The oil monarchies of the Persian Gulf region have typically been portrayed as patriarchal autocracies characterized by traditional tribal rule that have taken on the characteristics of a modern state. The historical debate on these rentier states has centred on how their substantial oil income since the 1970s has allowed them to pacify their citizenry from making demands for enfranchisement. Power was thus firmly able to rest with the elites. Since the end of the Cold War, winds of change flamed the desire for reform and the late 1990s saw significant political changes. The empirical data indicates that this pace has increased, albeit at differential speeds, within the context of the post-9/11 war on terror. Interestingly, this has been the case despite turmoil in Iraq and a shift to the right in Iranian politics. The fundamental drivers of reform in the Arab oil monarchies continue to be the ruling elites themselves, however. The character of the reforms does appear to be mainly liberalizing rather than democratizing, but developments in some oil monarchies suggest that this process can be viewed as an early or intermediate stage of a wider enfranchisement of civil society.

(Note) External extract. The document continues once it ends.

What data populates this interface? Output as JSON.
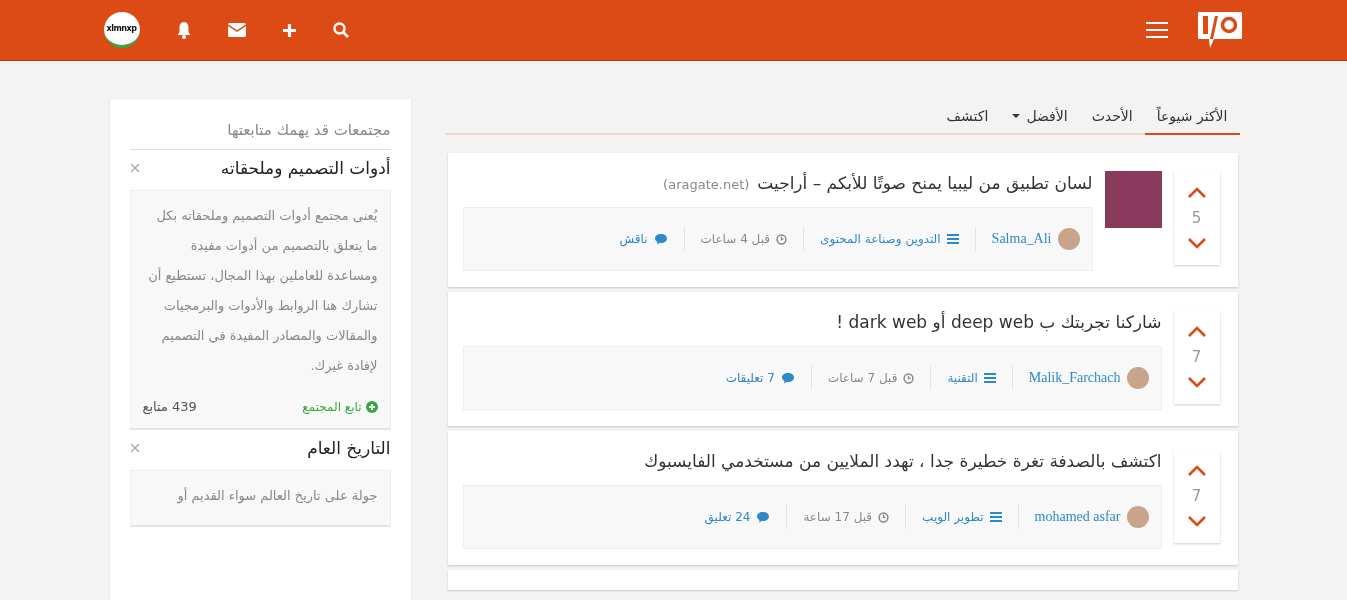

ASJC Scopus subject areas
- Sociology and Political Science
- Political Science and International Relations